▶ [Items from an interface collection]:
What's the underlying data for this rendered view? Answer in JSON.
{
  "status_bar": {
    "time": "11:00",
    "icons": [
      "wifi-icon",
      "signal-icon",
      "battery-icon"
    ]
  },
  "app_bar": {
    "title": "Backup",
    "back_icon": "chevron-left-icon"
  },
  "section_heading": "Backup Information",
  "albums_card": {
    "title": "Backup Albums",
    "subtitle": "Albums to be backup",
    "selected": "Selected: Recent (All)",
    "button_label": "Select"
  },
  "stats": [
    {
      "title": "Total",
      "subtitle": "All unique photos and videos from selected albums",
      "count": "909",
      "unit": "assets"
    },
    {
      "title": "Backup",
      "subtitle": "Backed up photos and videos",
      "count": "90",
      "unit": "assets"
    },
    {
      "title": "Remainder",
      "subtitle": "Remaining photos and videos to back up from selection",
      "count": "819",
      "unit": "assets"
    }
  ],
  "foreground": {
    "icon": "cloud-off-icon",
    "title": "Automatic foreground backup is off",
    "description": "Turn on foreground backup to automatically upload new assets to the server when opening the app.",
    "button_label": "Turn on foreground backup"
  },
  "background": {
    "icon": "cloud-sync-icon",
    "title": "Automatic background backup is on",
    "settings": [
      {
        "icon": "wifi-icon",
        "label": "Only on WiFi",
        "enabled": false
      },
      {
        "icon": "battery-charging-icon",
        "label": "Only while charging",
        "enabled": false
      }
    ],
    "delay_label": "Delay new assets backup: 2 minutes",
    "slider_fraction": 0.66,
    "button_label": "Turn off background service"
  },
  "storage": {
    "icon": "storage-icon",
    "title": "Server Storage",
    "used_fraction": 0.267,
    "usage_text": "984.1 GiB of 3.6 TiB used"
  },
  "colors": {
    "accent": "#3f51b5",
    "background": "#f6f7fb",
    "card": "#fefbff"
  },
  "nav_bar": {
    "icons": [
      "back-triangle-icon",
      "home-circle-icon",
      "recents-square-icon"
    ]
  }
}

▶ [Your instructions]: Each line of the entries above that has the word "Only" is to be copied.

▶ [Exercise result]:
        "label": "Only on WiFi",
        "label": "Only while charging",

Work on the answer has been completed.